Tuesday 16 April 2024, 4:30 pm
PhD student
J.P.F. Molenaar drs.
prof. dr. B.G.M. van Engelen, prof. dr. N.C. Voermans
dr. J. Doorduin

Symptoms that can indicate delayed muscle relaxation are common in the general population (cramps, myalgia, muscle stiffness). However, identifying those that suffer from an underlying myopathy can be challenging. In this thesis, we investigated muscle relaxation by suppressing the brain during a muscle contraction using transcranial magnetic stimulation (TMS). Reliable measurements using TMS allowed us to detect delayed muscle relaxation in various myopathies, suggesting its potential as a diagnostic tool. Additionally, we utilized various studies at the muscle cell/protein level (in vitro), enhancing our understanding of Brody's disease and Nemaline myopathy type 6; two myopathies characterized by delayed muscle relaxation. Our findings promote for an increased focus on muscle relaxation in clinical practice and research, emphasizing a combined in vivo and in vitro approach for correct diagnosis and understanding of disease mechanisms. 

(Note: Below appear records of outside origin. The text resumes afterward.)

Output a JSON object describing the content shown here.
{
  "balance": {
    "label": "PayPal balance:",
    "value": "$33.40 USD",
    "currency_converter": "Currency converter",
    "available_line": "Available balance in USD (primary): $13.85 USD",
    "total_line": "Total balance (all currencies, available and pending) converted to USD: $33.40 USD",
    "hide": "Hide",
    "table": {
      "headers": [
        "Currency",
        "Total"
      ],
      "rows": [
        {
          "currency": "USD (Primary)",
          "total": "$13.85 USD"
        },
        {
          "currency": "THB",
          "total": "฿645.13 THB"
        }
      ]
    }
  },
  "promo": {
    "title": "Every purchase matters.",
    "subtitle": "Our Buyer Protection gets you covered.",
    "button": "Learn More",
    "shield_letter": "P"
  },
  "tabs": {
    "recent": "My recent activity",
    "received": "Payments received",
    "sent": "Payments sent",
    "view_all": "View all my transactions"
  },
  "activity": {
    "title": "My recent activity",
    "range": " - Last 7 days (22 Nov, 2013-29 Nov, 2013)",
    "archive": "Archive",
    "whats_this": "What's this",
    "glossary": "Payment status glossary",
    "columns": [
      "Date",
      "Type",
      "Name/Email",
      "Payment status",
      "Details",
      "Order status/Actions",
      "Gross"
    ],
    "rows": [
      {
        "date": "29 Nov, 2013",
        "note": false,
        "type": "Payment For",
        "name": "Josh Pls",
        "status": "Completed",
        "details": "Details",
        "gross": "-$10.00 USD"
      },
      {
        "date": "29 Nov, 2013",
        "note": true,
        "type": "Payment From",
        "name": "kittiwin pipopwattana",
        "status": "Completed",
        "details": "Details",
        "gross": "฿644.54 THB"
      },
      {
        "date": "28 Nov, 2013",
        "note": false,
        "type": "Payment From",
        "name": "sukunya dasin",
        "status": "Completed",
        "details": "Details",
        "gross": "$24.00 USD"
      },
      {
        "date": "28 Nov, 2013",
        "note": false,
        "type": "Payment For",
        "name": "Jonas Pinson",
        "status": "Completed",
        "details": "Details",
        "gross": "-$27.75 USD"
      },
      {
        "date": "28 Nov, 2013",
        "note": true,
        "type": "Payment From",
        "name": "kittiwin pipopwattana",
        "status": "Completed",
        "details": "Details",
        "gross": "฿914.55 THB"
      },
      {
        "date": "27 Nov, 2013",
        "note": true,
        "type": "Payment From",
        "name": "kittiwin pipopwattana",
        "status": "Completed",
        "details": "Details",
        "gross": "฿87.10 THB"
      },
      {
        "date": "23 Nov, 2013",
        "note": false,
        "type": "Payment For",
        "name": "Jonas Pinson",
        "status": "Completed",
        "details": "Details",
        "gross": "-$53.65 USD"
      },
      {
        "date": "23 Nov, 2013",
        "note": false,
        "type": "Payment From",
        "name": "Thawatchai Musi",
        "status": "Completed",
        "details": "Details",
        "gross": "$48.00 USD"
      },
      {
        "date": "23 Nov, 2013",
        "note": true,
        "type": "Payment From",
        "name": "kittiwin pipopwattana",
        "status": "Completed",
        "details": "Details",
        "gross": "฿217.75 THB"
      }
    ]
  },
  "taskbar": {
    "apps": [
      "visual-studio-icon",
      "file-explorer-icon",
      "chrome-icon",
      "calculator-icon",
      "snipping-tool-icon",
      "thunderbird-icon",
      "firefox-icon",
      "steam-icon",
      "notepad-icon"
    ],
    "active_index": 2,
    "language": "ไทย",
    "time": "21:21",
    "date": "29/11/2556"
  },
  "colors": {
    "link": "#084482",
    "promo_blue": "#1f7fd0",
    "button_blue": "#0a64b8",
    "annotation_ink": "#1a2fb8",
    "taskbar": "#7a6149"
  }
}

Joery Molenaar (1985) obtained his Medical Degree in 2010 from the Radboud University and subsequently worked as a neurology trainee at Radboudumc. During this residency, he started work on his doctoral research. As of 2018 he joined the staff of the Neurology department at the Rijnstate Hospital in Arnhem as a neurologist / clinical neurophysiologist.